try:

boto3.client('sagemaker').delete_endpoint(EndpointName=predictor.endpoint)

print('Deleted {}'.format(predictor.endpoint))

except:

print('Already deleted: {}'.format(predictor.endpoint))

delete_endpoint(predictor)

You may like to visit the below mentioned books and source links which were referred to for the tutorial:

In conclusion, the k-Nearest Neighbors (k-NN) algorithm offers a versatile and intuitive approach to classification and regression problems in machine learning. Its simplicity and effectiveness make it a valuable tool for various applications. Through this blog post, we have explored the foundations of k-NN, including the geometric perspective, distance measures, and the importance of choosing an optimal value for k. Additionally, we have demonstrated the practical implementation of k-NN using Amazon SageMaker, showcasing the seamless integration of preprocessing, training, and inference. As you venture into your own machine learning projects, consider adding k-NN to your toolkit, leveraging its power to make accurate predictions based on local patterns in the data.
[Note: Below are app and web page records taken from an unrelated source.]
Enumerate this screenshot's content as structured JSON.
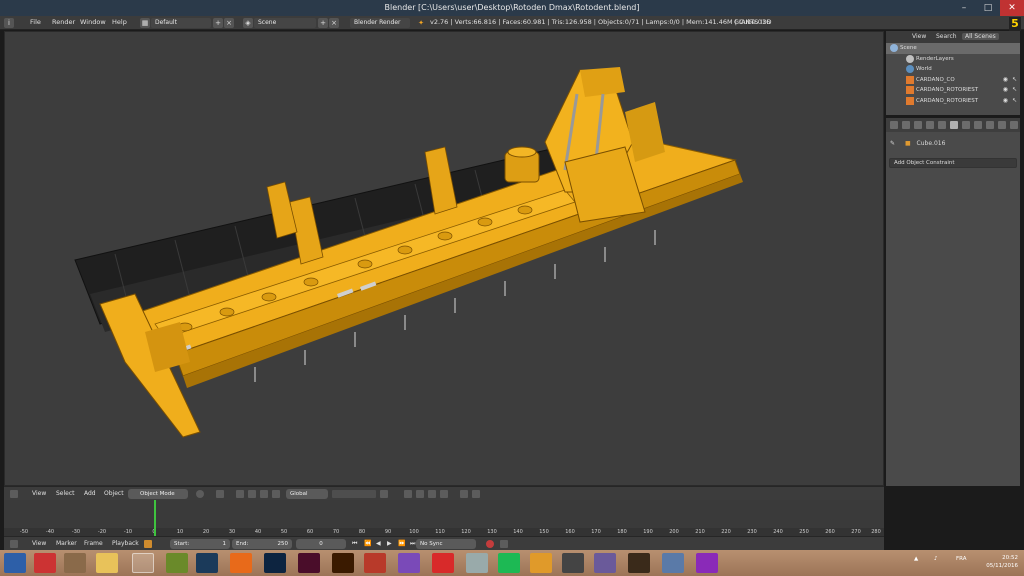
{
  "window": {
    "title": "Blender [C:\\Users\\user\\Desktop\\Rotoden Dmax\\Rotodent.blend]",
    "minimize": "–",
    "maximize": "□",
    "close": "✕"
  },
  "info_header": {
    "menus": [
      "File",
      "Render",
      "Window",
      "Help"
    ],
    "layout": "Default",
    "scene": "Scene",
    "engine": "Blender Render",
    "stats": "v2.76 | Verts:66.816 | Faces:60.981 | Tris:126.958 | Objects:0/71 | Lamps:0/0 | Mem:141.46M | Cube.016",
    "addon_label": "GIANTS I3D",
    "badge": "5"
  },
  "outliner": {
    "tabs": [
      "View",
      "Search",
      "All Scenes"
    ],
    "rows": [
      {
        "label": "Scene",
        "icon": "scene-icon"
      },
      {
        "label": "RenderLayers",
        "icon": "renderlayers-icon"
      },
      {
        "label": "World",
        "icon": "world-icon"
      },
      {
        "label": "CARDANO_CO",
        "icon": "mesh-icon"
      },
      {
        "label": "CARDANO_ROTORIEST",
        "icon": "mesh-icon"
      },
      {
        "label": "CARDANO_ROTORIEST",
        "icon": "mesh-icon"
      }
    ]
  },
  "properties": {
    "object_name": "Cube.016",
    "constraint_dropdown": "Add Object Constraint"
  },
  "viewport_header": {
    "menus": [
      "View",
      "Select",
      "Add",
      "Object"
    ],
    "mode": "Object Mode",
    "orientation": "Global"
  },
  "timeline": {
    "ticks": [
      "-50",
      "-40",
      "-30",
      "-20",
      "-10",
      "0",
      "10",
      "20",
      "30",
      "40",
      "50",
      "60",
      "70",
      "80",
      "90",
      "100",
      "110",
      "120",
      "130",
      "140",
      "150",
      "160",
      "170",
      "180",
      "190",
      "200",
      "210",
      "220",
      "230",
      "240",
      "250",
      "260",
      "270",
      "280"
    ],
    "current_frame": 0,
    "menus": [
      "View",
      "Marker",
      "Frame",
      "Playback"
    ],
    "start_label": "Start:",
    "start_value": "1",
    "end_label": "End:",
    "end_value": "250",
    "frame_value": "0",
    "sync": "No Sync"
  },
  "taskbar": {
    "tray_lang": "FRA",
    "time": "20:52",
    "date": "05/11/2016"
  },
  "colors": {
    "model_yellow": "#e8a514",
    "model_black": "#222222",
    "viewport_bg": "#3d3d3d",
    "playhead": "#3fc33f"
  }
}
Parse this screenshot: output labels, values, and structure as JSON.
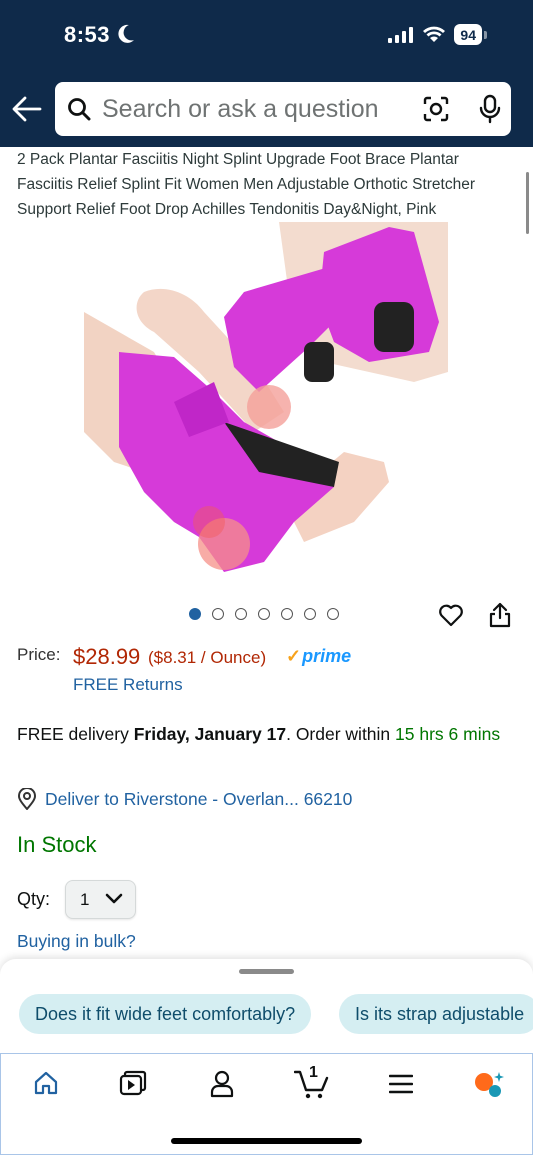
{
  "status_bar": {
    "time": "8:53",
    "battery": "94"
  },
  "search": {
    "placeholder": "Search or ask a question"
  },
  "product": {
    "title": "2 Pack Plantar Fasciitis Night Splint Upgrade Foot Brace Plantar Fasciitis Relief Splint Fit Women Men Adjustable Orthotic Stretcher Support Relief Foot Drop Achilles Tendonitis Day&Night, Pink",
    "image_count": 7,
    "active_image_index": 0
  },
  "pricing": {
    "label": "Price:",
    "price": "$28.99",
    "unit_price": "($8.31 / Ounce)",
    "prime": "prime",
    "returns": "FREE Returns"
  },
  "delivery": {
    "prefix": "FREE delivery ",
    "date": "Friday, January 17",
    "middle": ". Order within ",
    "countdown": "15 hrs 6 mins"
  },
  "location": {
    "text": "Deliver to Riverstone - Overlan... 66210"
  },
  "stock": {
    "status": "In Stock"
  },
  "quantity": {
    "label": "Qty:",
    "value": "1"
  },
  "bulk": {
    "label": "Buying in bulk?"
  },
  "suggestions": [
    {
      "text": "Does it fit wide feet comfortably?"
    },
    {
      "text": "Is its strap adjustable"
    }
  ],
  "nav": {
    "cart_count": "1",
    "items": [
      "home-icon",
      "video-icon",
      "account-icon",
      "cart-icon",
      "menu-icon",
      "rufus-icon"
    ]
  },
  "colors": {
    "header": "#0f2a4a",
    "price": "#b12704",
    "link": "#2162a1",
    "stock": "#007600",
    "product_pink": "#d63ad9"
  }
}
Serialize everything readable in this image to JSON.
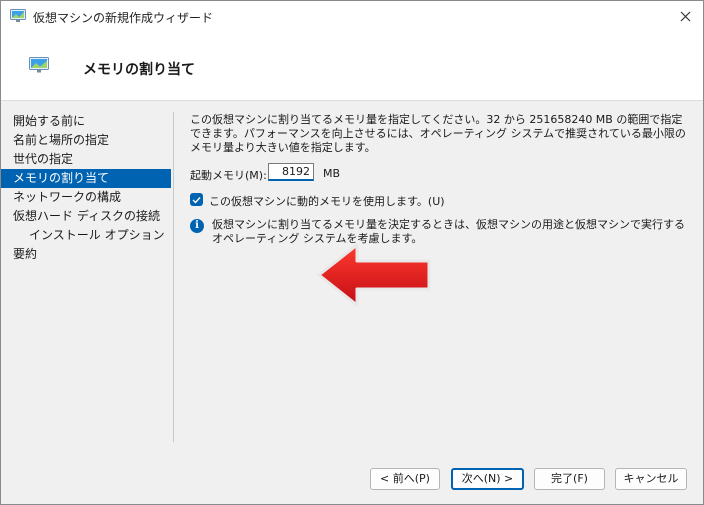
{
  "window": {
    "title": "仮想マシンの新規作成ウィザード",
    "close_glyph": "✕"
  },
  "header": {
    "title": "メモリの割り当て"
  },
  "nav": {
    "items": [
      {
        "label": "開始する前に",
        "active": false,
        "indent": false
      },
      {
        "label": "名前と場所の指定",
        "active": false,
        "indent": false
      },
      {
        "label": "世代の指定",
        "active": false,
        "indent": false
      },
      {
        "label": "メモリの割り当て",
        "active": true,
        "indent": false
      },
      {
        "label": "ネットワークの構成",
        "active": false,
        "indent": false
      },
      {
        "label": "仮想ハード ディスクの接続",
        "active": false,
        "indent": false
      },
      {
        "label": "インストール オプション",
        "active": false,
        "indent": true
      },
      {
        "label": "要約",
        "active": false,
        "indent": false
      }
    ]
  },
  "content": {
    "description": "この仮想マシンに割り当てるメモリ量を指定してください。32 から 251658240 MB の範囲で指定できます。パフォーマンスを向上させるには、オペレーティング システムで推奨されている最小限のメモリ量より大きい値を指定します。",
    "memory_label": "起動メモリ(M):",
    "memory_value": "8192",
    "memory_unit": "MB",
    "dynamic_memory_label": "この仮想マシンに動的メモリを使用します。(U)",
    "dynamic_memory_checked": true,
    "info_text": "仮想マシンに割り当てるメモリ量を決定するときは、仮想マシンの用途と仮想マシンで実行するオペレーティング システムを考慮します。",
    "info_glyph": "i"
  },
  "footer": {
    "prev_label": "< 前へ(P)",
    "next_label": "次へ(N) >",
    "finish_label": "完了(F)",
    "cancel_label": "キャンセル"
  },
  "colors": {
    "accent": "#0063b1",
    "annotation_arrow": "#e4121b",
    "panel_bg": "#f0f0f0"
  },
  "icons": {
    "app": "monitor-icon",
    "header": "monitor-icon",
    "close": "close-icon",
    "check": "checkmark-icon",
    "info": "info-icon",
    "annotation": "red-arrow-icon"
  }
}
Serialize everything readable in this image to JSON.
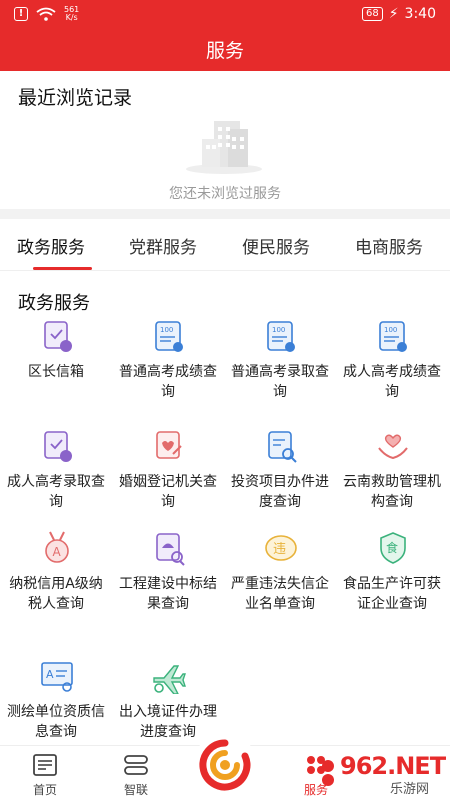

Any opinions in this post are those of the individual author and may not reflect the opinions of AWS.